ESPN is Stephen A.’s world now. He wanted Max Kellerman off “First Take” and now Keiierman is off First Take He wanted to host a late-night talk show and he filled in as host of “Jimmy Kimmel Live!” on Monday. He wanted $12 million a year and he got $12 million a year.
Love him or hate him, Stephen A. Smith works. And for that, ESPN has awarded him a lot of airtime, money and power. So “First Take” will be even more Smith’s show going forward. In the eyes of ESPN’s executives, he has earned that.
Smith, 53, has four years left on his five-year, $60 million contract, but you can see how he is building toward his ultimate goal of hosting a late-night talk show. It’s all right in front of your eyes, from his ESPN+ show, “Stephen A’s World,” in which he has been interviewing more people from outside sports, to Monday’s hosting spot for Kimmel on ABC, which, like ESPN, is owned and operated by Disney.
Since he has become a giant in the industry, his moves reverberate. Smith has wanted Kellerman off “First Take” for years. Though it wasn’t personal, according to sources, Kellerman has a “smartest guy in the room” attitude, and Smith wanted more of a debating challenger. And ultimately, he wanted it to be him versus the world.
Whatever you think of the hot-take shows, they live on sparks, and Smith and Kellerman never had the flair of Smith and Skip Bayless. Smith has told everyone who needs to know, including Kellerman, that it didn’t work well enough, according to sources. After Smith’s wishes were executed, a fault line from Bristol to New York followed.
Let’s start with radio, since ESPN makes more changes there than a high schooler looking for the perfect Instagram outfit.
Kellerman will go to ESPN Radio mornings, replacing Zubin Mehenti. Kellerman will be teamed with Keyshawn Johnson and Jay Williams, beginning next month.
Kellerman will also receive a daily TV show, which will likely be at 2 p.m. on ESPN, potentially impacting the spots of “Jalen & Jacoby” and “Highly Questionable.” Kellerman will have the chance to show he can be a No. 1 on a national sports variety show. He will continue his once-a-week boxing program on ESPN2.
The morning stability that ESPN once had with “Mike & Mike” is long gone.
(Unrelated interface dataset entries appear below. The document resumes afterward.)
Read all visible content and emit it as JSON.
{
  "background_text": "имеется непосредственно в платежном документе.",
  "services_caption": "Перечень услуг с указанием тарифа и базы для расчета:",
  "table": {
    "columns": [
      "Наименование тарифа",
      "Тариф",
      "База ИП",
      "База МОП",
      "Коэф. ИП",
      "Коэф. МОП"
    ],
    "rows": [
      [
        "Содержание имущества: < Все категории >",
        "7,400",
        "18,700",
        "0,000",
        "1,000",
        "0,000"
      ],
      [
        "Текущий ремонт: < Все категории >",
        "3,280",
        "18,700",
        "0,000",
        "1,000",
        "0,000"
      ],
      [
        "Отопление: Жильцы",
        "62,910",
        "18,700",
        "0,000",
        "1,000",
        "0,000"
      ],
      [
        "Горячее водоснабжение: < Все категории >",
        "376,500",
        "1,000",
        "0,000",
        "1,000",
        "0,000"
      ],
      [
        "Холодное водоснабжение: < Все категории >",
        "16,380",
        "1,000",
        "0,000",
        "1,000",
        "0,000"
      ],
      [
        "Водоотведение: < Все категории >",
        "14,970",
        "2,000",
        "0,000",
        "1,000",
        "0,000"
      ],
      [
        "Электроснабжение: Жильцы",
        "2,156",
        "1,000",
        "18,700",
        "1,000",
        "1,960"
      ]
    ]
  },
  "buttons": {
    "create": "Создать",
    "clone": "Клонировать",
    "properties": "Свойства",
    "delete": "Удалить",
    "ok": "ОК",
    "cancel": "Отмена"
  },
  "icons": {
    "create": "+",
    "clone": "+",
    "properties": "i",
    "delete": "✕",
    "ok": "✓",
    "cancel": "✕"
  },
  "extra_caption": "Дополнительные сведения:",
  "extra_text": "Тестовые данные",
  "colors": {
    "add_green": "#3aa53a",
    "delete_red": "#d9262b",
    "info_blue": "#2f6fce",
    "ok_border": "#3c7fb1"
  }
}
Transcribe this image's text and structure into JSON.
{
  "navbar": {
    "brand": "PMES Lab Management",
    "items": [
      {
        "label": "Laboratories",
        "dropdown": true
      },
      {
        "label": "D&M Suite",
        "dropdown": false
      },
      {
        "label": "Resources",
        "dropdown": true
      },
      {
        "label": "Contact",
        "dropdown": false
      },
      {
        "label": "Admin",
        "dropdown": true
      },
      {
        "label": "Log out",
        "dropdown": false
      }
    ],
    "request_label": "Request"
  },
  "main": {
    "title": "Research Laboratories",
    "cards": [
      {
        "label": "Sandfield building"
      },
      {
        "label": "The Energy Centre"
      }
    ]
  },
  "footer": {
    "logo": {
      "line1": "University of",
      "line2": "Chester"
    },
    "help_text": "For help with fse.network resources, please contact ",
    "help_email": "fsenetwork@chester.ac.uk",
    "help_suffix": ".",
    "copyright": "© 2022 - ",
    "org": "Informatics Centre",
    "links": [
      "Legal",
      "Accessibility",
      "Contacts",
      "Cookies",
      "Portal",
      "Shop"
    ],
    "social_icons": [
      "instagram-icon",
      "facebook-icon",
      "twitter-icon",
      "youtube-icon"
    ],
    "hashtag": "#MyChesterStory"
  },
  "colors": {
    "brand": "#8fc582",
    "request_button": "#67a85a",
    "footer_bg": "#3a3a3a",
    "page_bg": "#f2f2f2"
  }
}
After Mike Golic and Trey Wingo lasted just three years, ESPN is changing its mornings again a year later.
Mehenti, who has been on medical leave due to complications from diabetes, will return to “SportsCenter.” Alan Hahn, who mostly filled in for Mehenti and was a front-runner to replace him, will go back to middays with Bart Scott.
“Bart & Hahn” will add an hour (noon-3 p.m.), which likely will result in 98.7 FM’s ESPN New York’s “The Michael Kay Show” moving its start time back to 3 p.m. Chris Canty will leave ESPN New York’s 5-8 a.m. morning show, which will now feature just Rick DiPietro and Dave Rothenberg.
Canty will partner with Mike Golic Jr. on national afternoons (not heard in New York) from 3 to 7 p.m. Golic’s former partner, Chiney Ogwumike, will see her role expand on the NBA and college hoops.
Got all that? Good, because ESPN executives will probably change it all again next year.
All the moves are a result of Smith feeling he and Kellerman were not connecting with the audience. He is not wrong. Kellerman is smart, but he hasn’t shown the command of the screen or a memorable delivery yet to fully resonate.
After Bayless left for Fox Sports five years ago and Kellerman arrived, it was Smith’s show. The program moved from ESPN2 to ESPN to maintain hot-take supremacy. It still makes ESPN money. The next iteration will have Smith verbally sparring with folks inside and outside of ESPN — all likely approved by him.
So why is Kellerman no longer on “First Take”? It wasn’t really personal. It was just business. Stephen A. Smith wanted the breakup. And so it was.